At an ELT seminar organised by the British Council in Krakow on January 21st, I had the pleasure of attending a very interesting training on the topic of “jazzing up” the students’ listening skills, delivered by Barbara Szybowska, which included a variety of graded listening activities based on 6 different songs. My favourite activity was a multiple choice exercise based on Sting’s song, Englishman in New York. This also led me to contemplate some interesting cultural parallels I have been exploring on another blog of mine.
During one of the many audience interaction moments in the seminar, I mentioned a listening activity that I was planning to do with one of my student groups the following week. This post includes a description of this listening activity that may be used with groups of any level. It was a real success with my group, so I warmly recommend it to any teacher interested.
Here is how it works. Ask each student in your group to choose a favourite song, look for the lyrics to it, and be prepared to read them fluently at the next class. It is best to have some extra lyrics at hand for the students who may have been absent.
Each student will read his or her chosen lyrics in front of their colleagues, who would assess the reading at the end, using the 5 criteria in the activity sheet below and a scale from 1 (for a very poor reading) to 5 (for an excellent reading). The teacher and the students’ peers are able to award marks to assess the reading, which allows for both the students’ speaking and listening skills to be put to the test.

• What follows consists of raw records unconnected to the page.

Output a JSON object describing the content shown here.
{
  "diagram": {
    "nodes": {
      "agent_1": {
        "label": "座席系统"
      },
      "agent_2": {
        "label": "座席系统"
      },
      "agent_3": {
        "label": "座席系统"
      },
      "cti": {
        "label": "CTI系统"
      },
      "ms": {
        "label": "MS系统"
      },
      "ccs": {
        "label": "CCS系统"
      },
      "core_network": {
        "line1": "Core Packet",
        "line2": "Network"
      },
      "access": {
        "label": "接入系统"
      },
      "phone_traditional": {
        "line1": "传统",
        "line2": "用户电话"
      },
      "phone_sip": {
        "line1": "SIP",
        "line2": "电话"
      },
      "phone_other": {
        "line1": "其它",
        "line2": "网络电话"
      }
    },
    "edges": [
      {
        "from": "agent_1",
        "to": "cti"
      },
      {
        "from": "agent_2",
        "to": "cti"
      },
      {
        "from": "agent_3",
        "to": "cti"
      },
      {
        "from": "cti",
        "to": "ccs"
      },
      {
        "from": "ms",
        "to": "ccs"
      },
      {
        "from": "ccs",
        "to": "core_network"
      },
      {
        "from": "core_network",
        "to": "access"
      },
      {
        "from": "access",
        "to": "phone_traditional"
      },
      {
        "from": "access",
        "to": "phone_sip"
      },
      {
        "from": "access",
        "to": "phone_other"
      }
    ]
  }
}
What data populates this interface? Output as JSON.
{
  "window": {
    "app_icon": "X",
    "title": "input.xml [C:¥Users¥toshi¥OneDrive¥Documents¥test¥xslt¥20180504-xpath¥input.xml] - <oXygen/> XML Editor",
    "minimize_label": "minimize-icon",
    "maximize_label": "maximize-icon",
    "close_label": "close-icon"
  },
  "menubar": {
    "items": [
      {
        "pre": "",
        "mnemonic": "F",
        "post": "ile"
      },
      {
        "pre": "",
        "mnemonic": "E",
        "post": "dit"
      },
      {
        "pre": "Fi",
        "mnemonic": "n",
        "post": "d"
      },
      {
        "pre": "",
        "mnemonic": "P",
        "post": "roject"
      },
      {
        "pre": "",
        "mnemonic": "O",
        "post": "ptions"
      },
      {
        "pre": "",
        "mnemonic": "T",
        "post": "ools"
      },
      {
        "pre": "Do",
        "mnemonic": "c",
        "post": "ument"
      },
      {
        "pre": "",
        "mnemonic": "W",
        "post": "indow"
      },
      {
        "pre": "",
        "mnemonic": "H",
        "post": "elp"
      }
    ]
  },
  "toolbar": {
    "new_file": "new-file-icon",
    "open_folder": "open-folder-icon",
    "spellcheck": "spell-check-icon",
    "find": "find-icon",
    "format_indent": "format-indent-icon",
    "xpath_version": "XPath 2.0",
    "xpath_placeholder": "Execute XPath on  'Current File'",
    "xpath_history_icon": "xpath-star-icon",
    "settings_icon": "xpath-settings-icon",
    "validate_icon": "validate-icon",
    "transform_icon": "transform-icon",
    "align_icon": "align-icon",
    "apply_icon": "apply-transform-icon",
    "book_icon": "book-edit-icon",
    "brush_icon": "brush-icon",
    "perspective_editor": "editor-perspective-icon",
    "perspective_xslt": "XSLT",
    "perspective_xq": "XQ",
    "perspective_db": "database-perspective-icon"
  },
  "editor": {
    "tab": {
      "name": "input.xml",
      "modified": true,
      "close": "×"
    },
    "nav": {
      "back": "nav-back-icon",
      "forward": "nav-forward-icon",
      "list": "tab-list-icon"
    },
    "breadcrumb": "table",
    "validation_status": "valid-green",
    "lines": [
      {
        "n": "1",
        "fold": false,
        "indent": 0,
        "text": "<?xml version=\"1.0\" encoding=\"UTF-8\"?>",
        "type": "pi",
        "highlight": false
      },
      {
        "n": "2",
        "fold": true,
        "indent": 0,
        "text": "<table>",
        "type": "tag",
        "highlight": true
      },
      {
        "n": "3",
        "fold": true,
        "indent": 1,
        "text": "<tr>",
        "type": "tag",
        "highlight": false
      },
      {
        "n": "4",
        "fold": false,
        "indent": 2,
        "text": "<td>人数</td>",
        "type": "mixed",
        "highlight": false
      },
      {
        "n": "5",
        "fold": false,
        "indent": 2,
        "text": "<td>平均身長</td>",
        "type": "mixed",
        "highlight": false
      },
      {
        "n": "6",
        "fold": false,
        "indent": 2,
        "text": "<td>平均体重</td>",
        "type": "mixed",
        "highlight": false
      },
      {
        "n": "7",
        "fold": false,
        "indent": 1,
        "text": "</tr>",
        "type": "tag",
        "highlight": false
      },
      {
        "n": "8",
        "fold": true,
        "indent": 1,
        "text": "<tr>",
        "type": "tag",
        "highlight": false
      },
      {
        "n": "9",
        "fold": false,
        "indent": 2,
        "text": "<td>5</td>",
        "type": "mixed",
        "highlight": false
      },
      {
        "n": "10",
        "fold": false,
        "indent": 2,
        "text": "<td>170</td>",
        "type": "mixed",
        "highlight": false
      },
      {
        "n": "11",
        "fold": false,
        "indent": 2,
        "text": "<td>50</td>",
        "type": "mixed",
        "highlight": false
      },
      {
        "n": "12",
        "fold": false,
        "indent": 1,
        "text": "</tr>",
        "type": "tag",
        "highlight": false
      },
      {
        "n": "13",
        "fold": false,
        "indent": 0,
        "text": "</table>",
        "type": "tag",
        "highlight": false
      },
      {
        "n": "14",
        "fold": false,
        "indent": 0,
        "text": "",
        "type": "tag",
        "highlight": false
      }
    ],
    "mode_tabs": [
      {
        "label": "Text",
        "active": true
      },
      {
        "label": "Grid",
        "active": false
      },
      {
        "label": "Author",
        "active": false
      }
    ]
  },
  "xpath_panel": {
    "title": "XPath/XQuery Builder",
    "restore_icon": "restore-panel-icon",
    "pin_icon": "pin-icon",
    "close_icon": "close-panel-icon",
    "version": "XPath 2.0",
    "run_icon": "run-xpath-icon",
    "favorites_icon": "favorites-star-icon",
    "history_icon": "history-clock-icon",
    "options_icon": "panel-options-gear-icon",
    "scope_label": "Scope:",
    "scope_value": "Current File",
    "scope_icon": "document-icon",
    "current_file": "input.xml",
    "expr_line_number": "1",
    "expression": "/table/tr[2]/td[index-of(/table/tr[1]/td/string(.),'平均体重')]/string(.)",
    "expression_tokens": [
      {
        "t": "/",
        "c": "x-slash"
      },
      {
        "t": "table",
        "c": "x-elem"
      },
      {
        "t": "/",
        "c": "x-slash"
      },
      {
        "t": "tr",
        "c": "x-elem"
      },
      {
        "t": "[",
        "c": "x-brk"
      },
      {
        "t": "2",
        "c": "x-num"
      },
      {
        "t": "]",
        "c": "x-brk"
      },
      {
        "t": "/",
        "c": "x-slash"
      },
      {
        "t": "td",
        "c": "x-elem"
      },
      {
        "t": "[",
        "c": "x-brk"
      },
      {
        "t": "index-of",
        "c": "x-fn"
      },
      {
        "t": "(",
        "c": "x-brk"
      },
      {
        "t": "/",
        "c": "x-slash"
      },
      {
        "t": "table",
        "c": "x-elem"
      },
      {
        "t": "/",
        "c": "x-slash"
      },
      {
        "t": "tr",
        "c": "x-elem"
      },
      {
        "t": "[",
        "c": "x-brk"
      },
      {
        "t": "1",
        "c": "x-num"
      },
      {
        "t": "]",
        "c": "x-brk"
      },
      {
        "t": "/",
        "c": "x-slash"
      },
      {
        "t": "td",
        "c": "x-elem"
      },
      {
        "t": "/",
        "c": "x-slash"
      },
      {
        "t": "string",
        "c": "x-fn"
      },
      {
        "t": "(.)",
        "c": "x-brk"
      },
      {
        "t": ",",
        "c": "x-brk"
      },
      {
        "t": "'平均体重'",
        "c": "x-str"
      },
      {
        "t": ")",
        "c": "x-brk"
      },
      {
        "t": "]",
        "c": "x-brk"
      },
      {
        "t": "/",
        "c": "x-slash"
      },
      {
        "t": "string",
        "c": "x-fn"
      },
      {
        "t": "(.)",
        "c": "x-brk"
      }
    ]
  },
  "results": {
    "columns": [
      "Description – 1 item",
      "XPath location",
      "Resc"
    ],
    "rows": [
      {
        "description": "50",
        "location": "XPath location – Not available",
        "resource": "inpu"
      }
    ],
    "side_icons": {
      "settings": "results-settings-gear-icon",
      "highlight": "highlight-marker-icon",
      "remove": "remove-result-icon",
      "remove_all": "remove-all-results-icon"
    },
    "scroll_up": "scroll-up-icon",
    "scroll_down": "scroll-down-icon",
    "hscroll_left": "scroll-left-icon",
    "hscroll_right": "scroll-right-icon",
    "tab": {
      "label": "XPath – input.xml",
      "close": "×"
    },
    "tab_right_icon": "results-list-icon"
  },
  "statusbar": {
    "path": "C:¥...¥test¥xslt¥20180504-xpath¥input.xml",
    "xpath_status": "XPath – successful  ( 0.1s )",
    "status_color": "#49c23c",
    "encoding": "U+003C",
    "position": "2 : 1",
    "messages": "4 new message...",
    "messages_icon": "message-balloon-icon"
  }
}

With more advanced groups, students should be able to explain the various marks they award to each other.
With lower-level groups students may be given a second shot at reading and being assessed. In the case of my group, the second reading, after a detailed discussion and assessment of the first, increased their score by a significant 10 to 30 %.
|Student 2||Student 3||Teacher|
|1. General impression: How well did you understand the text presented to you?|
|2. How clearly were the sounds articulated? (Think about pauses, the speed of the speech, word stress and rhythm.)|
|3. How was the speaker’s intonation?
|Score out of 5:
😦 1 2 3 4 5 🙂